-- Listed records --
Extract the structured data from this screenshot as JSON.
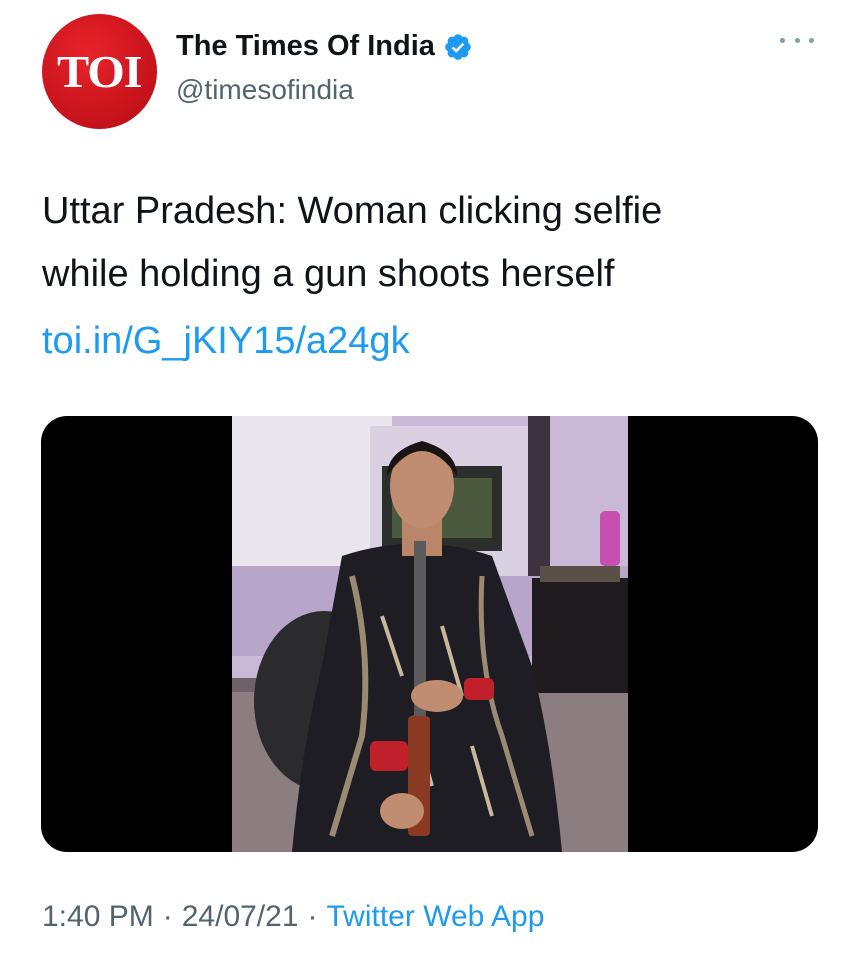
{
  "account": {
    "avatar_text": "TOI",
    "display_name": "The Times Of India",
    "handle": "@timesofindia",
    "verified_icon": "verified-badge-icon"
  },
  "tweet": {
    "text_lines": [
      "Uttar Pradesh: Woman clicking selfie",
      "while holding a gun shoots herself"
    ],
    "link": "toi.in/G_jKIY15/a24gk",
    "time": "1:40 PM",
    "date": "24/07/21",
    "separator": "·",
    "source": "Twitter Web App"
  },
  "media": {
    "description_icon": "photo-image"
  },
  "colors": {
    "brand_red": "#d5161e",
    "link_blue": "#1d9bf0",
    "muted_gray": "#536471"
  },
  "icons": {
    "more": "more-options-icon"
  }
}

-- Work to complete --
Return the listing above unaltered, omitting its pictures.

-- Answer box --
Extract the structured data from this screenshot as JSON.
{
  "account": {
    "avatar_text": "TOI",
    "display_name": "The Times Of India",
    "handle": "@timesofindia",
    "verified_icon": "verified-badge-icon"
  },
  "tweet": {
    "text_lines": [
      "Uttar Pradesh: Woman clicking selfie",
      "while holding a gun shoots herself"
    ],
    "link": "toi.in/G_jKIY15/a24gk",
    "time": "1:40 PM",
    "date": "24/07/21",
    "separator": "·",
    "source": "Twitter Web App"
  },
  "media": {
    "description_icon": "photo-image"
  },
  "colors": {
    "brand_red": "#d5161e",
    "link_blue": "#1d9bf0",
    "muted_gray": "#536471"
  },
  "icons": {
    "more": "more-options-icon"
  }
}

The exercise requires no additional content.